** What to work on **
Every line of the data, first to last, must be written out unchanged.

** Dataset records **
------------------------------------------------

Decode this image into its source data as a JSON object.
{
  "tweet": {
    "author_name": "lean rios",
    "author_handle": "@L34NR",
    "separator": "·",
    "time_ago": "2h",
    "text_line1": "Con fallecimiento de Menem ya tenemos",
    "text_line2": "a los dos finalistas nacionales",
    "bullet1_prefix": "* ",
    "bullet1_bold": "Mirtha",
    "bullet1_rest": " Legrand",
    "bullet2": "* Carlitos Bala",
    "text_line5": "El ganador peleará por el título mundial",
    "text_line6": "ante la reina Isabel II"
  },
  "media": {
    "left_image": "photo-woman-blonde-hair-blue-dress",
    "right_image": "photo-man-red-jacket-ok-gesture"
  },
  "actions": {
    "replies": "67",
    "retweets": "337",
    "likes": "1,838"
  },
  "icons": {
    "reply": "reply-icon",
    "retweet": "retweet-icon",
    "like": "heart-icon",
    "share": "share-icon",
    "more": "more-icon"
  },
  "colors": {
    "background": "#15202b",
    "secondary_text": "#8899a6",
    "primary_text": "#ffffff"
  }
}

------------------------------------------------

** Reply to the task **
Decode this image into its source data as a JSON object.
{
  "tweet": {
    "author_name": "lean rios",
    "author_handle": "@L34NR",
    "separator": "·",
    "time_ago": "2h",
    "text_line1": "Con fallecimiento de Menem ya tenemos",
    "text_line2": "a los dos finalistas nacionales",
    "bullet1_prefix": "* ",
    "bullet1_bold": "Mirtha",
    "bullet1_rest": " Legrand",
    "bullet2": "* Carlitos Bala",
    "text_line5": "El ganador peleará por el título mundial",
    "text_line6": "ante la reina Isabel II"
  },
  "media": {
    "left_image": "photo-woman-blonde-hair-blue-dress",
    "right_image": "photo-man-red-jacket-ok-gesture"
  },
  "actions": {
    "replies": "67",
    "retweets": "337",
    "likes": "1,838"
  },
  "icons": {
    "reply": "reply-icon",
    "retweet": "retweet-icon",
    "like": "heart-icon",
    "share": "share-icon",
    "more": "more-icon"
  },
  "colors": {
    "background": "#15202b",
    "secondary_text": "#8899a6",
    "primary_text": "#ffffff"
  }
}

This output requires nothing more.